But without the right fuel, you won’t do as well on race day as you’d like.

When athletes are in the midst of training for a big event, they need to be eating the right foods.

Sports nutritionist Susan Kundrat gave nutrition advice Thursday night to runners training for the Christie Clinic Illinois Marathon and Half-Marathon. Here are some of her tips for eating right before and after a training run and on race day.

Runner profile: John Murphy

This is one of a series of profiles on runners training for one of the Illinois Marathon races.

Name: John Murphy
Hometown: Champaign
Age: 50
Occupation: Associate professor of communication at the University of Illinois
Race: half-marathon

At this time last year, John Murphy was not a runner.

He didn’t exercise much at all, although he liked to hike when he had the opportunity.

Making the Race Run

You’re not a runner, but you’d like to be involved with the Illinois Marathon on May 1? There’s plenty for you to do.

The marathon needs at least 2,500 volunteers to put on the event safely. That includes people to hand out bib numbers and chips and help with the pasta dinner at the marathon expo; man the water stations on the course; help control traffic at intersections on the race course; hand out finisher medals at Memorial Stadium; and do post-race cleanup.

Learning to have fun on the ice.

If you read anything about Katherine Reutter during the Winter Olympics, you probably know the speedskater from Champaign got her start on the ice in the Learn to Skate program at the University of Illinois Ice Arena.

While some, like Reutter, may go on to competitive glory, the goal of the program is simply to get people – kids and adults – comfortable enough on the ice to enjoy public ice-skating sessions, said Jami Houston, assistant director of the Ice Arena.

EKGs for young athletes?

Should young athletes have an electrocardiogram before participating in sports?

A new study says the test will help identify cardiovascular disease that might be missed in a standard physical exam.

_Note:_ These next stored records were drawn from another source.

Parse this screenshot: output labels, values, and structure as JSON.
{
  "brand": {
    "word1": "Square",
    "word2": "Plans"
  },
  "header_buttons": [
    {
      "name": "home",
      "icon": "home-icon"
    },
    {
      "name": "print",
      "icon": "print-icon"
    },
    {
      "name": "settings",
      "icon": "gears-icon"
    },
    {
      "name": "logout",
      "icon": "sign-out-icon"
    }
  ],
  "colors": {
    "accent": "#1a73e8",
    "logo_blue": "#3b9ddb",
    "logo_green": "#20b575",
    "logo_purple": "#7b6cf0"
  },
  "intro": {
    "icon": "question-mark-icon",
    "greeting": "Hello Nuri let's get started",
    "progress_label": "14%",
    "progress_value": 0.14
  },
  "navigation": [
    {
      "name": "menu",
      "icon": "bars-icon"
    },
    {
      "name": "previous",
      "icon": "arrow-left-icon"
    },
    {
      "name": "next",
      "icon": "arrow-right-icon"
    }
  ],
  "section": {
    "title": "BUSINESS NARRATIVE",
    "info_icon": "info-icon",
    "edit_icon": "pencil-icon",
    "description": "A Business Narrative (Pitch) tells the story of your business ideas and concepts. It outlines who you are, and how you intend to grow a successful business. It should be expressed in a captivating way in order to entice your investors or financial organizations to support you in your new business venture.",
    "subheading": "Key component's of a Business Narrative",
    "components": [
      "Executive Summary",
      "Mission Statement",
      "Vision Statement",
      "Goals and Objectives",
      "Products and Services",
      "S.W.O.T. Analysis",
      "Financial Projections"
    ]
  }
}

According to a story about the study at this medical news site, two in every 100,000 young athletes die from sudden cardiac death each year. Hidden cardiovascular disease is the leading cause of sudden death in young athletes, it says.